> Data records:
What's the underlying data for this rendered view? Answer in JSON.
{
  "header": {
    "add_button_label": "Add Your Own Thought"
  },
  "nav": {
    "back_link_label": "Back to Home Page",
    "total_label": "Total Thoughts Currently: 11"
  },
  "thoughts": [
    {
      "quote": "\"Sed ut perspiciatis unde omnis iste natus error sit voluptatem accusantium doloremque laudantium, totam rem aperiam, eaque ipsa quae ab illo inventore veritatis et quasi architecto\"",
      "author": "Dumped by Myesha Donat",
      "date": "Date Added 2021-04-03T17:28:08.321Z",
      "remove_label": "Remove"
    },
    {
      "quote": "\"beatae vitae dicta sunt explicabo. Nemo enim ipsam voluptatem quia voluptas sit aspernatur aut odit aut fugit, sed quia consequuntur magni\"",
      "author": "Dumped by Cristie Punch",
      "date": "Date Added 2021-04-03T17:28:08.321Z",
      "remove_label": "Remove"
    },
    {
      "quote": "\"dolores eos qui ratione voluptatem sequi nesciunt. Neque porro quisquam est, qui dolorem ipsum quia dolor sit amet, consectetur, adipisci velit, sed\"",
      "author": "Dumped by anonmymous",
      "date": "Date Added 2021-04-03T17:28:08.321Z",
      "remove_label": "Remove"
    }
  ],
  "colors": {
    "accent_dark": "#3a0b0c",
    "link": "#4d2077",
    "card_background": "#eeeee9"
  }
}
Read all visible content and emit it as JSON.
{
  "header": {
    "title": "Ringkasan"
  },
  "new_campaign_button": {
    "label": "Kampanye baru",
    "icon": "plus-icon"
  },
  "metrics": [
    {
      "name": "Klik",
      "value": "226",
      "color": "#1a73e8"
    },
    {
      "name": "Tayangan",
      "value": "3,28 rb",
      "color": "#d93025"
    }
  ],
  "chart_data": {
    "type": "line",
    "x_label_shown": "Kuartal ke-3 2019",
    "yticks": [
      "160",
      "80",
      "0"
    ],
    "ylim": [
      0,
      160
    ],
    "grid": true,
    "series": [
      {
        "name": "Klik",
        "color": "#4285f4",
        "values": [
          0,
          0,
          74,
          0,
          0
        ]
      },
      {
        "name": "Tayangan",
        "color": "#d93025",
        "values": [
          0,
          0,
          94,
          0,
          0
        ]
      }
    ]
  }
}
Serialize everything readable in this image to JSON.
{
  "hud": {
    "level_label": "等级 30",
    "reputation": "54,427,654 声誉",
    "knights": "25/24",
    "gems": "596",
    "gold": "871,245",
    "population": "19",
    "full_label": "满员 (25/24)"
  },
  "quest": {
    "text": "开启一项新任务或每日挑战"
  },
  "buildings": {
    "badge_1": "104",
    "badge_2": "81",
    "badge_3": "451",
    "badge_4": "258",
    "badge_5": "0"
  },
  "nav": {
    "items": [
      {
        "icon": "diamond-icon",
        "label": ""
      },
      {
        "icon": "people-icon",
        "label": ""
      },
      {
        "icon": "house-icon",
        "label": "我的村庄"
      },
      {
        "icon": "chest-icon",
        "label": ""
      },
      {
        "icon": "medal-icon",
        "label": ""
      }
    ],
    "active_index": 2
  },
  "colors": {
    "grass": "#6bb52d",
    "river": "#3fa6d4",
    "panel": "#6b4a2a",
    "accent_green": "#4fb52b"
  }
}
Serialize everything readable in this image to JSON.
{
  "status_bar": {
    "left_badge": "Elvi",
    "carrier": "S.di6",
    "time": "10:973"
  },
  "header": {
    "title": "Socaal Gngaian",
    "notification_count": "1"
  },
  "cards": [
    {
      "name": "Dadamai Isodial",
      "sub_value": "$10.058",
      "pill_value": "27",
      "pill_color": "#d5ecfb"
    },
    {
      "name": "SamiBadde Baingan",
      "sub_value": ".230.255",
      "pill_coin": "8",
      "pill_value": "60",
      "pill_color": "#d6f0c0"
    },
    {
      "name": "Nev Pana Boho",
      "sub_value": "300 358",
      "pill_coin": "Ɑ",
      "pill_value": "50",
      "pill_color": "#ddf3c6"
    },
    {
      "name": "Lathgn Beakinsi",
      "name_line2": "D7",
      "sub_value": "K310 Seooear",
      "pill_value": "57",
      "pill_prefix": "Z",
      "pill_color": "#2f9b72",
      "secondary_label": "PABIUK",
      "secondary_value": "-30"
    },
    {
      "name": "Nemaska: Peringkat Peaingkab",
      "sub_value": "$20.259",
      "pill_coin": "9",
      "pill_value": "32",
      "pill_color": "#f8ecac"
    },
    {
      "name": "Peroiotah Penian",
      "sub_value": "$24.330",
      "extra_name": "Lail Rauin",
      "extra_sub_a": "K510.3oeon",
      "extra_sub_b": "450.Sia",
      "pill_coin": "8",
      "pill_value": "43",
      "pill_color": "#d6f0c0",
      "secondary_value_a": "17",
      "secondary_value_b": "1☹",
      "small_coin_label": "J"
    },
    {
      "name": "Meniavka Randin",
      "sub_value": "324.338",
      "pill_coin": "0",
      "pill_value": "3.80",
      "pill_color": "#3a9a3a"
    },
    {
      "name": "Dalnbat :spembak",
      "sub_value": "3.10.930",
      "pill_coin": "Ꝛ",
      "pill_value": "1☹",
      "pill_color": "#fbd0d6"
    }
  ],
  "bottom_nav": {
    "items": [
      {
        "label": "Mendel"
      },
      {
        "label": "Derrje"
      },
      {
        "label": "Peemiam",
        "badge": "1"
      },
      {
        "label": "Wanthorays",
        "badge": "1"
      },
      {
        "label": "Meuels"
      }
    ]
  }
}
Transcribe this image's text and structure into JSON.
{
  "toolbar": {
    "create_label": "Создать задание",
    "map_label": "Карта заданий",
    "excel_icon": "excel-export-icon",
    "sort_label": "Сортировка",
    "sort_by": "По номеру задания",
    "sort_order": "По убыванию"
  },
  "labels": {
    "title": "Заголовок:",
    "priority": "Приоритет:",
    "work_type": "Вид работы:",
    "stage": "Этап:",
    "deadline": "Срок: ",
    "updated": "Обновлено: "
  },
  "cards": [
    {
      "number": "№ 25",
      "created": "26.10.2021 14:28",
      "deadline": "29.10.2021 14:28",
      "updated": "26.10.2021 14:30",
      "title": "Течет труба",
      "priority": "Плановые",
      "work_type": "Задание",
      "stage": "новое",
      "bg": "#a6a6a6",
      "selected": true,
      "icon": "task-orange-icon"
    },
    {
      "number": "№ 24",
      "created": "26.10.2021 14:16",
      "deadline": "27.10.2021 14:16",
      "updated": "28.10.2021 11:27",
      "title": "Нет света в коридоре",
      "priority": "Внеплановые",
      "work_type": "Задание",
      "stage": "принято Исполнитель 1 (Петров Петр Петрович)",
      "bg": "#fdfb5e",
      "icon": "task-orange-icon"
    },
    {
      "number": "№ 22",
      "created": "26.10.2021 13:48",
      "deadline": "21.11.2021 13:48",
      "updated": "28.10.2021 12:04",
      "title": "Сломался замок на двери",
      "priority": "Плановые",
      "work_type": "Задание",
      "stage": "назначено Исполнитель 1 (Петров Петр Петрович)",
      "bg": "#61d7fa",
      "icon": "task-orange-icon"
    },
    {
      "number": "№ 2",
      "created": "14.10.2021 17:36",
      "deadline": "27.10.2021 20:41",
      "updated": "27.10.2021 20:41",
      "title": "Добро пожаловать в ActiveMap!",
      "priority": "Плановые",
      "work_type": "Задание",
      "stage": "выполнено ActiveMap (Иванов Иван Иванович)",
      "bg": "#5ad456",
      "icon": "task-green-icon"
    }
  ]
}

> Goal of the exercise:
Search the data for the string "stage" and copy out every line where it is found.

> Answer:
    "stage": "Этап:",
      "stage": "новое",
      "stage": "принято Исполнитель 1 (Петров Петр Петрович)",
      "stage": "назначено Исполнитель 1 (Петров Петр Петрович)",
      "stage": "выполнено ActiveMap (Иванов Иван Иванович)",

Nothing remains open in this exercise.